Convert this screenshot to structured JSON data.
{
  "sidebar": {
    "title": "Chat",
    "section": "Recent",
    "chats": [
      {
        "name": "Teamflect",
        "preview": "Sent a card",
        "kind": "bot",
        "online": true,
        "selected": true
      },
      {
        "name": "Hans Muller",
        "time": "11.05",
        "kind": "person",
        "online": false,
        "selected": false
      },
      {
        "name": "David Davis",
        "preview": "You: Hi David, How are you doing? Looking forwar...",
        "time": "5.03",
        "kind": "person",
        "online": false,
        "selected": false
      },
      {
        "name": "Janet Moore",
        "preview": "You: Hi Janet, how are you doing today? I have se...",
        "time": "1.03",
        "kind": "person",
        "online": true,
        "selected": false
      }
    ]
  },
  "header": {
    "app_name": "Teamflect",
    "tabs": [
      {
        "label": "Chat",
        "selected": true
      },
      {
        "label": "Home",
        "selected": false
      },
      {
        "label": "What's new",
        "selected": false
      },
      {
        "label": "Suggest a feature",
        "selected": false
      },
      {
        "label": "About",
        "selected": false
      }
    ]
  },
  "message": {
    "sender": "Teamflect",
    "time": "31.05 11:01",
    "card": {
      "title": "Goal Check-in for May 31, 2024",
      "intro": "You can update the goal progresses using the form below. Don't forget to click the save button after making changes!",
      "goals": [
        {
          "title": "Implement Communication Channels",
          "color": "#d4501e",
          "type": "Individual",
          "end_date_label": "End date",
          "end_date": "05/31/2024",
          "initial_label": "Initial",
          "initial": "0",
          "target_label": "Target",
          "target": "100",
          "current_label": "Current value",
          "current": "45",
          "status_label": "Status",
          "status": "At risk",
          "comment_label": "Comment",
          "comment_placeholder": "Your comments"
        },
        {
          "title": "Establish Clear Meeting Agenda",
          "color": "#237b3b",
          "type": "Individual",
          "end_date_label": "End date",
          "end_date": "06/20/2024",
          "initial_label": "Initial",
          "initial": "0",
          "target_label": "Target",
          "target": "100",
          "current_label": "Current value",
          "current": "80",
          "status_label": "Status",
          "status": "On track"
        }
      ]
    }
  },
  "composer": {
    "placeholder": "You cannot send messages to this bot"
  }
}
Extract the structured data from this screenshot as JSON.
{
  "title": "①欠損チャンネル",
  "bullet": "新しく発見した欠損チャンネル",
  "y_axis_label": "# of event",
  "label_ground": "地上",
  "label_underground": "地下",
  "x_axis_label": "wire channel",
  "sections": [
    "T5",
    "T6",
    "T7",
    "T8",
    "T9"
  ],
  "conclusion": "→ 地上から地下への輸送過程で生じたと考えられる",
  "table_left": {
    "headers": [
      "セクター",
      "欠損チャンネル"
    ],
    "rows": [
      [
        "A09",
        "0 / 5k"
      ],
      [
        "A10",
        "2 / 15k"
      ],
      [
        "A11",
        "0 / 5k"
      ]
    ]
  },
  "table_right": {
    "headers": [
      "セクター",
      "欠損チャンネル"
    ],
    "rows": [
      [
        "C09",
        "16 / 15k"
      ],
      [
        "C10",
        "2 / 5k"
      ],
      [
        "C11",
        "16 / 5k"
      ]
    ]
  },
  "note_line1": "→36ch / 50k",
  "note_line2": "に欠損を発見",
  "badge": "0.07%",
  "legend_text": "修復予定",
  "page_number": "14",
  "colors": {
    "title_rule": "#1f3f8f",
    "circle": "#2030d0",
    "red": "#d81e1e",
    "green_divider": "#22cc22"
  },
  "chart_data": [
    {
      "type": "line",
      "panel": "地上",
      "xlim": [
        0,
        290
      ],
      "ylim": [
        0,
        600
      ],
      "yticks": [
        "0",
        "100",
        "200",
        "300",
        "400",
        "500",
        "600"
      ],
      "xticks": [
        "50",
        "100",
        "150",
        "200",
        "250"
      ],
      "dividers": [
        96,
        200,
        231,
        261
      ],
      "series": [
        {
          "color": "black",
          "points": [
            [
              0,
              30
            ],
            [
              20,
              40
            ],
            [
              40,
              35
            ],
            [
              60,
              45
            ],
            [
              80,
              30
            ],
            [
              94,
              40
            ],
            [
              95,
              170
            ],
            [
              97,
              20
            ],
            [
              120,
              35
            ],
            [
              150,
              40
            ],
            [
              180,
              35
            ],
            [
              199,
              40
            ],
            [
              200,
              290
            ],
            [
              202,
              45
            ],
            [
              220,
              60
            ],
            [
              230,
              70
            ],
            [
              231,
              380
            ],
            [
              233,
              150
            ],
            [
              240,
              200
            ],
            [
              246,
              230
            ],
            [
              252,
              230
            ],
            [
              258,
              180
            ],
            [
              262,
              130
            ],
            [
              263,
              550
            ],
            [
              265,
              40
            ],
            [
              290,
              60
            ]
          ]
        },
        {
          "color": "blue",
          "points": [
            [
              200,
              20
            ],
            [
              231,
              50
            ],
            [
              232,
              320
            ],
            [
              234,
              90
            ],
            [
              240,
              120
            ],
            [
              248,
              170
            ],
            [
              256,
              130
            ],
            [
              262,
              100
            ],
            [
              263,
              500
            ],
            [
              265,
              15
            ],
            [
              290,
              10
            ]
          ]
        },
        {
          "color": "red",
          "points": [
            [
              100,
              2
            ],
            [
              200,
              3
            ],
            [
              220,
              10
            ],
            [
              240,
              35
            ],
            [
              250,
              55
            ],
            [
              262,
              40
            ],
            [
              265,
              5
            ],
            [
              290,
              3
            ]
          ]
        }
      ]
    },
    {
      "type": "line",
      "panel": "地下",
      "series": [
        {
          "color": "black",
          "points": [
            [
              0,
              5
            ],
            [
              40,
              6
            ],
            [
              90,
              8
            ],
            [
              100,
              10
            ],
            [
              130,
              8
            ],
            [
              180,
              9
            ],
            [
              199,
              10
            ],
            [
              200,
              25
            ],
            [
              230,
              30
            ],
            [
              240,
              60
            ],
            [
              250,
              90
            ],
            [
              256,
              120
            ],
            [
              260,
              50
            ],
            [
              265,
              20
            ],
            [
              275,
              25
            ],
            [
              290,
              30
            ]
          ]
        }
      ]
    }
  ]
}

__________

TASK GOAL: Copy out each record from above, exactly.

RESPONSE FOR THIS EXERCISE:
Convert this screenshot to structured JSON data.
{
  "sidebar": {
    "title": "Chat",
    "section": "Recent",
    "chats": [
      {
        "name": "Teamflect",
        "preview": "Sent a card",
        "kind": "bot",
        "online": true,
        "selected": true
      },
      {
        "name": "Hans Muller",
        "time": "11.05",
        "kind": "person",
        "online": false,
        "selected": false
      },
      {
        "name": "David Davis",
        "preview": "You: Hi David, How are you doing? Looking forwar...",
        "time": "5.03",
        "kind": "person",
        "online": false,
        "selected": false
      },
      {
        "name": "Janet Moore",
        "preview": "You: Hi Janet, how are you doing today? I have se...",
        "time": "1.03",
        "kind": "person",
        "online": true,
        "selected": false
      }
    ]
  },
  "header": {
    "app_name": "Teamflect",
    "tabs": [
      {
        "label": "Chat",
        "selected": true
      },
      {
        "label": "Home",
        "selected": false
      },
      {
        "label": "What's new",
        "selected": false
      },
      {
        "label": "Suggest a feature",
        "selected": false
      },
      {
        "label": "About",
        "selected": false
      }
    ]
  },
  "message": {
    "sender": "Teamflect",
    "time": "31.05 11:01",
    "card": {
      "title": "Goal Check-in for May 31, 2024",
      "intro": "You can update the goal progresses using the form below. Don't forget to click the save button after making changes!",
      "goals": [
        {
          "title": "Implement Communication Channels",
          "color": "#d4501e",
          "type": "Individual",
          "end_date_label": "End date",
          "end_date": "05/31/2024",
          "initial_label": "Initial",
          "initial": "0",
          "target_label": "Target",
          "target": "100",
          "current_label": "Current value",
          "current": "45",
          "status_label": "Status",
          "status": "At risk",
          "comment_label": "Comment",
          "comment_placeholder": "Your comments"
        },
        {
          "title": "Establish Clear Meeting Agenda",
          "color": "#237b3b",
          "type": "Individual",
          "end_date_label": "End date",
          "end_date": "06/20/2024",
          "initial_label": "Initial",
          "initial": "0",
          "target_label": "Target",
          "target": "100",
          "current_label": "Current value",
          "current": "80",
          "status_label": "Status",
          "status": "On track"
        }
      ]
    }
  },
  "composer": {
    "placeholder": "You cannot send messages to this bot"
  }
}
Extract the structured data from this screenshot as JSON.
{
  "title": "①欠損チャンネル",
  "bullet": "新しく発見した欠損チャンネル",
  "y_axis_label": "# of event",
  "label_ground": "地上",
  "label_underground": "地下",
  "x_axis_label": "wire channel",
  "sections": [
    "T5",
    "T6",
    "T7",
    "T8",
    "T9"
  ],
  "conclusion": "→ 地上から地下への輸送過程で生じたと考えられる",
  "table_left": {
    "headers": [
      "セクター",
      "欠損チャンネル"
    ],
    "rows": [
      [
        "A09",
        "0 / 5k"
      ],
      [
        "A10",
        "2 / 15k"
      ],
      [
        "A11",
        "0 / 5k"
      ]
    ]
  },
  "table_right": {
    "headers": [
      "セクター",
      "欠損チャンネル"
    ],
    "rows": [
      [
        "C09",
        "16 / 15k"
      ],
      [
        "C10",
        "2 / 5k"
      ],
      [
        "C11",
        "16 / 5k"
      ]
    ]
  },
  "note_line1": "→36ch / 50k",
  "note_line2": "に欠損を発見",
  "badge": "0.07%",
  "legend_text": "修復予定",
  "page_number": "14",
  "colors": {
    "title_rule": "#1f3f8f",
    "circle": "#2030d0",
    "red": "#d81e1e",
    "green_divider": "#22cc22"
  },
  "chart_data": [
    {
      "type": "line",
      "panel": "地上",
      "xlim": [
        0,
        290
      ],
      "ylim": [
        0,
        600
      ],
      "yticks": [
        "0",
        "100",
        "200",
        "300",
        "400",
        "500",
        "600"
      ],
      "xticks": [
        "50",
        "100",
        "150",
        "200",
        "250"
      ],
      "dividers": [
        96,
        200,
        231,
        261
      ],
      "series": [
        {
          "color": "black",
          "points": [
            [
              0,
              30
            ],
            [
              20,
              40
            ],
            [
              40,
              35
            ],
            [
              60,
              45
            ],
            [
              80,
              30
            ],
            [
              94,
              40
            ],
            [
              95,
              170
            ],
            [
              97,
              20
            ],
            [
              120,
              35
            ],
            [
              150,
              40
            ],
            [
              180,
              35
            ],
            [
              199,
              40
            ],
            [
              200,
              290
            ],
            [
              202,
              45
            ],
            [
              220,
              60
            ],
            [
              230,
              70
            ],
            [
              231,
              380
            ],
            [
              233,
              150
            ],
            [
              240,
              200
            ],
            [
              246,
              230
            ],
            [
              252,
              230
            ],
            [
              258,
              180
            ],
            [
              262,
              130
            ],
            [
              263,
              550
            ],
            [
              265,
              40
            ],
            [
              290,
              60
            ]
          ]
        },
        {
          "color": "blue",
          "points": [
            [
              200,
              20
            ],
            [
              231,
              50
            ],
            [
              232,
              320
            ],
            [
              234,
              90
            ],
            [
              240,
              120
            ],
            [
              248,
              170
            ],
            [
              256,
              130
            ],
            [
              262,
              100
            ],
            [
              263,
              500
            ],
            [
              265,
              15
            ],
            [
              290,
              10
            ]
          ]
        },
        {
          "color": "red",
          "points": [
            [
              100,
              2
            ],
            [
              200,
              3
            ],
            [
              220,
              10
            ],
            [
              240,
              35
            ],
            [
              250,
              55
            ],
            [
              262,
              40
            ],
            [
              265,
              5
            ],
            [
              290,
              3
            ]
          ]
        }
      ]
    },
    {
      "type": "line",
      "panel": "地下",
      "series": [
        {
          "color": "black",
          "points": [
            [
              0,
              5
            ],
            [
              40,
              6
            ],
            [
              90,
              8
            ],
            [
              100,
              10
            ],
            [
              130,
              8
            ],
            [
              180,
              9
            ],
            [
              199,
              10
            ],
            [
              200,
              25
            ],
            [
              230,
              30
            ],
            [
              240,
              60
            ],
            [
              250,
              90
            ],
            [
              256,
              120
            ],
            [
              260,
              50
            ],
            [
              265,
              20
            ],
            [
              275,
              25
            ],
            [
              290,
              30
            ]
          ]
        }
      ]
    }
  ]
}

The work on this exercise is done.